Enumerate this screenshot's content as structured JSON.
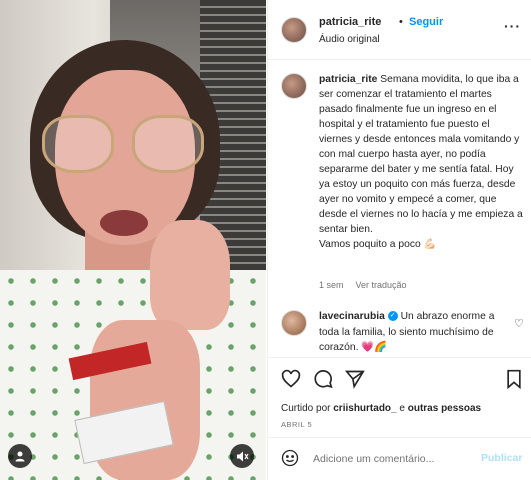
{
  "header": {
    "username": "patricia_rite",
    "separator": "•",
    "follow_label": "Seguir",
    "audio_label": "Áudio original",
    "more_icon": "more-horizontal-icon"
  },
  "caption": {
    "username": "patricia_rite",
    "text": "Semana movidita, lo que iba a ser comenzar el tratamiento el martes pasado finalmente fue un ingreso en el hospital y el tratamiento fue puesto el viernes y desde entonces mala vomitando y con mal cuerpo hasta ayer, no podía separarme del bater y me sentía fatal. Hoy ya estoy un poquito con más fuerza, desde ayer no vomito y empecé a comer, que desde el viernes no lo hacía y me empieza a sentar bien.",
    "text2": "Vamos poquito a poco 💪🏻",
    "age": "1 sem",
    "see_translation": "Ver tradução"
  },
  "comment": {
    "username": "lavecinarubia",
    "text": "Un abrazo enorme a toda la familia, lo siento muchísimo de corazón. 💗🌈"
  },
  "actions": {
    "liked_prefix": "Curtido por ",
    "liked_user": "criishurtado_",
    "liked_mid": " e ",
    "liked_others": "outras pessoas",
    "date": "ABRIL 5"
  },
  "compose": {
    "placeholder": "Adicione um comentário...",
    "publish_label": "Publicar"
  },
  "colors": {
    "accent": "#0095f6",
    "publish_disabled": "#b2dffc",
    "muted_text": "#737373"
  }
}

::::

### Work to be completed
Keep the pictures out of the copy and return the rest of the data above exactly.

### Written response
Enumerate this screenshot's content as structured JSON.
{
  "header": {
    "username": "patricia_rite",
    "separator": "•",
    "follow_label": "Seguir",
    "audio_label": "Áudio original",
    "more_icon": "more-horizontal-icon"
  },
  "caption": {
    "username": "patricia_rite",
    "text": "Semana movidita, lo que iba a ser comenzar el tratamiento el martes pasado finalmente fue un ingreso en el hospital y el tratamiento fue puesto el viernes y desde entonces mala vomitando y con mal cuerpo hasta ayer, no podía separarme del bater y me sentía fatal. Hoy ya estoy un poquito con más fuerza, desde ayer no vomito y empecé a comer, que desde el viernes no lo hacía y me empieza a sentar bien.",
    "text2": "Vamos poquito a poco 💪🏻",
    "age": "1 sem",
    "see_translation": "Ver tradução"
  },
  "comment": {
    "username": "lavecinarubia",
    "text": "Un abrazo enorme a toda la familia, lo siento muchísimo de corazón. 💗🌈"
  },
  "actions": {
    "liked_prefix": "Curtido por ",
    "liked_user": "criishurtado_",
    "liked_mid": " e ",
    "liked_others": "outras pessoas",
    "date": "ABRIL 5"
  },
  "compose": {
    "placeholder": "Adicione um comentário...",
    "publish_label": "Publicar"
  },
  "colors": {
    "accent": "#0095f6",
    "publish_disabled": "#b2dffc",
    "muted_text": "#737373"
  }
}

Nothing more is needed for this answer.